The Chic legend looks back on a lifetime of cheating death over Abbey Road chilli.
Nile Rodgers is connected. Not in a million-followers-onInstagram fashion, but in an honest-to-God, you-knowwho? way that puts him at the very centre of popular culture. The list of guests on It’s About Time, the first album in 26 years from his band Chic, reads like a directory of pop, new and old: Elton John, Janelle Monáe, Craig David and Stefflon Don. But he bats away any suggestion that he’s the most hooked-up person in music. “Nah man, it’s probably Beyoncé and Jay Z,” he says. We’re lunching in the courtyard of Abbey Road Studios in North London.

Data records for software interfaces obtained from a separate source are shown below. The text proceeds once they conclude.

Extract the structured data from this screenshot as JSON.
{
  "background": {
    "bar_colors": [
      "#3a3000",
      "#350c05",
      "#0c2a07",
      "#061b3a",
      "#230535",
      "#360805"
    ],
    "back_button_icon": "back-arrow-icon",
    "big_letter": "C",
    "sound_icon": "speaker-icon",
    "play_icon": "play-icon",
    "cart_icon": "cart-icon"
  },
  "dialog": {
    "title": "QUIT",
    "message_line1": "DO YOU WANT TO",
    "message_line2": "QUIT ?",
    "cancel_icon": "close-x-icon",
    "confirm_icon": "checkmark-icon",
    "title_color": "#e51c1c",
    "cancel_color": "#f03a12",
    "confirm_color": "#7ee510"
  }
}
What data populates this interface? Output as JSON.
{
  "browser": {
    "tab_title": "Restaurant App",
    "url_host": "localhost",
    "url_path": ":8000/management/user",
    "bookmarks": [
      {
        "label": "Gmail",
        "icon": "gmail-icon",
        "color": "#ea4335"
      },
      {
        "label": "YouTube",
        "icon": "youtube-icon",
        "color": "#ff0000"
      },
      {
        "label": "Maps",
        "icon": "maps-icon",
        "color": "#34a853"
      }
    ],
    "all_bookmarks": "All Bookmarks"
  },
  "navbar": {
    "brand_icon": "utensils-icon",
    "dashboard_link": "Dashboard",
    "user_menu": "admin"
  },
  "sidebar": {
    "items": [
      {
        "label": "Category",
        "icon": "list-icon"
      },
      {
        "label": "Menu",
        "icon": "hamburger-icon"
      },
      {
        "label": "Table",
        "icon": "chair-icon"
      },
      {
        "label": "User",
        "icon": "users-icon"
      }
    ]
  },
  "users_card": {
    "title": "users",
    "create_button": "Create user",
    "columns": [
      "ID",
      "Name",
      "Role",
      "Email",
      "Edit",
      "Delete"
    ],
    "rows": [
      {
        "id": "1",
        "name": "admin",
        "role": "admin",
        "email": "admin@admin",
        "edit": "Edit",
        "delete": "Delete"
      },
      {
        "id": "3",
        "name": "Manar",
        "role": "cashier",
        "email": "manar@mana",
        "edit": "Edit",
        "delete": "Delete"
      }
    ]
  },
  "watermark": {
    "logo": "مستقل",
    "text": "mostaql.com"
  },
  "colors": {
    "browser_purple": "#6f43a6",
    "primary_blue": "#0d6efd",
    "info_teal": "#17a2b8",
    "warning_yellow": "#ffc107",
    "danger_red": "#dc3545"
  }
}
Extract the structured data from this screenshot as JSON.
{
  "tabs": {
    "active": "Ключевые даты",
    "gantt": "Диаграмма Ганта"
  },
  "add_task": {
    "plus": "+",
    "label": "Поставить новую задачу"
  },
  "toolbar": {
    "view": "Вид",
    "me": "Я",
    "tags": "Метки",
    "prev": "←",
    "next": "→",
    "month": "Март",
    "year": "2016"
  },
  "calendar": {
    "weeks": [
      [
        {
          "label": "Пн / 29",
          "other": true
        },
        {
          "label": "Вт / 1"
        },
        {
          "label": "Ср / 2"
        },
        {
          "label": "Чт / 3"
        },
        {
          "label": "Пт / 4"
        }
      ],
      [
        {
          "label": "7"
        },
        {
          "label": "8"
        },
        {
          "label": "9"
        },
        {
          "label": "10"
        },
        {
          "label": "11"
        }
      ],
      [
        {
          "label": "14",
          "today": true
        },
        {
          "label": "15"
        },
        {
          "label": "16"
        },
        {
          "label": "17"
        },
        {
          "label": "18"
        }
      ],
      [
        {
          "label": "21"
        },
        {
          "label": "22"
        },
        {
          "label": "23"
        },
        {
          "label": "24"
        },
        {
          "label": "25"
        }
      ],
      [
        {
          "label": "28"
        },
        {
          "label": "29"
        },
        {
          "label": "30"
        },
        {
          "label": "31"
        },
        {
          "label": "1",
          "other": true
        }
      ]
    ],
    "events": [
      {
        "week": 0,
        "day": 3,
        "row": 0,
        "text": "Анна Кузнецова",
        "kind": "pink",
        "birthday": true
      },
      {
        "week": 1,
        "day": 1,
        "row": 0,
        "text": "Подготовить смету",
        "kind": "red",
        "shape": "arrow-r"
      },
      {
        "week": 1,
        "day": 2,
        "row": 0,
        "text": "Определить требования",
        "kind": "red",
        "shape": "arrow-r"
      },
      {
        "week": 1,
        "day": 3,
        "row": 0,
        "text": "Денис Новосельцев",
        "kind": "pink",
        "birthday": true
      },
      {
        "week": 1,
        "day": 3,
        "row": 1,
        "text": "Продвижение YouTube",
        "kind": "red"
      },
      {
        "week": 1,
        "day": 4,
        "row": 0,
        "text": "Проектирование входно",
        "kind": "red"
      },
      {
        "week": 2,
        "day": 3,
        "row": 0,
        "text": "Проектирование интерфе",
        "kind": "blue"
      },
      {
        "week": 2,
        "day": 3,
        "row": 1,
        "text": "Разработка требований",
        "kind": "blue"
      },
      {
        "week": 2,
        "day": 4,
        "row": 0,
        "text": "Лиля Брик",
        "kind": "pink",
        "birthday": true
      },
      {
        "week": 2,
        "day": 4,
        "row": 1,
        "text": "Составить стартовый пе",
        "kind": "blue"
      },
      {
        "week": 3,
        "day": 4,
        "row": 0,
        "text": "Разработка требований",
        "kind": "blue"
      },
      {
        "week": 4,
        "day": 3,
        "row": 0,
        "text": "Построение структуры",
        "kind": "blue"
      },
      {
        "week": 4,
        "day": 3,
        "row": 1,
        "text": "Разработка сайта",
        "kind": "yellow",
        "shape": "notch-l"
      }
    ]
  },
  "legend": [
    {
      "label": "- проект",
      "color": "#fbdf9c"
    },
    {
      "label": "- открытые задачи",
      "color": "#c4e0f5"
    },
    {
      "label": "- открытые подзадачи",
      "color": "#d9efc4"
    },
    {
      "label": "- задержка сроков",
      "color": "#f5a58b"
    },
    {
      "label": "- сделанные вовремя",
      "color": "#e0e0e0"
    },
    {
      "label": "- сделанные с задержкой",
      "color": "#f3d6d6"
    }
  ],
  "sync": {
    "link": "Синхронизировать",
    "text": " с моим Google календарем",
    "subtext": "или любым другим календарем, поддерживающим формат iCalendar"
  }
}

An overhanging tree provides scant relief from the sun, and he inches around the table in an attempt to stay in what shade there is. Over the next hour Rodgers will totally undermine his own assertion that there are people out there with better contact books than him. The 65- year-old regales Q with tales of cracking jokes with Stephen Hawking (“He took 10 minutes to get to the punchline, but when he did it was so funny”), “making out” with Madonna on her 36th birthday (“To her it was a joke. To me, I don’t know what it was. That was the night I quit drugs for good”) and rubbing shoulders with an obnoxious property magnate named Donald J Trump in the ’ 80s. “Oh, I met him a lot back then,” says Rodgers. “But when he’d sit at your table, you’d go to the bathroom cos he was a jerk.” He’s spent a lot of time at Abbey Road in recent months, recording much of It’s About Time here. In April, he was appointed the studio’s first Chief Creative Advisor. His plate is piled with food from the studio canteen: freshly cooked beef chilli, a pile of salad leaves, tomatoes. Healthy eating helps him stay on top of his diabetes, one of several health issues he’s faced recently. “I had a secondary bout of cancer last year, which seems to have gone,” says Rodgers, who was first diagnosed with the disease in 2010. Lean and healthy today, he has the air of a man who’s not planning on going anywhere any time soon. But when he does finally check out, he can do so knowing his has been a life well lived. Fifty years ago, he was a skinny, martial arts-fixated kid who had just signed up for the Harlem chapter of the Black Panther party. “Cos I knew goju karate, they asked me to train everybody,” he says. “So I did. And I got promoted to sub-section leader that day.” Rodgers and his fellow Panthers worked as community activists. “We’d distribute food that would have been thrown away to kids who were so poor they couldn’t afford to eat.” A decade later, he found himself in the epicentre of the disco explosion with Chic. Heroically debauched New York nightclub Studio 54 was his second home – or, more specifically, the women’s bathroom was. “I would spend the whole night in there. I can still smell the perfume. Then after the club closed, we’d go upstairs to Steve’s Rubell, owner] office and do drugs. That was fun.” Rodgers was an enthusiastic consumer of narcotics. Too enthusiastic sometimes. He reckons he’s overdosed and “died” eight times. “First time, I woke up and thought, ‘Who redecorated my apartment with fluorescent lights?’ I didn’t know I was in hospital.” He recalls a doctor telling him that if he couldn’t stop getting high for himself, he should stop getting high for the people who worked hard to save him. “I thought, ‘Wow, you’re right’,” he says. “And I didn’t take a drink or drug for two weeks.” Another brush with death came at home a few weeks ago. Rodgers was running upstairs to his studio when he tripped over a step. “I hit the bridge of my nose at a 90 degree angle,” he says. “Poosh, blood everywhere. The doctors said one inch lower and I’d have lost my teeth, one inch higher and I’d be gone.” His plate is almost empty and he’s run out of shade. His manager stands behind him, trying to get his attention. Rodgers is working with a young British singer-songwriter named Kyan and there are upcoming Chic shows to think about. “I like to keep busy,” he says with a grin. “Keep myself out of trouble.” There’s music to play and people to connect with. The Grim Reaper will have to wait a while longer yet.
“I would spend the whole night in the women’s bathroom at Studio 54.”
These are the good times! Nile Rodgers escapes the heat at Abbey Road, London.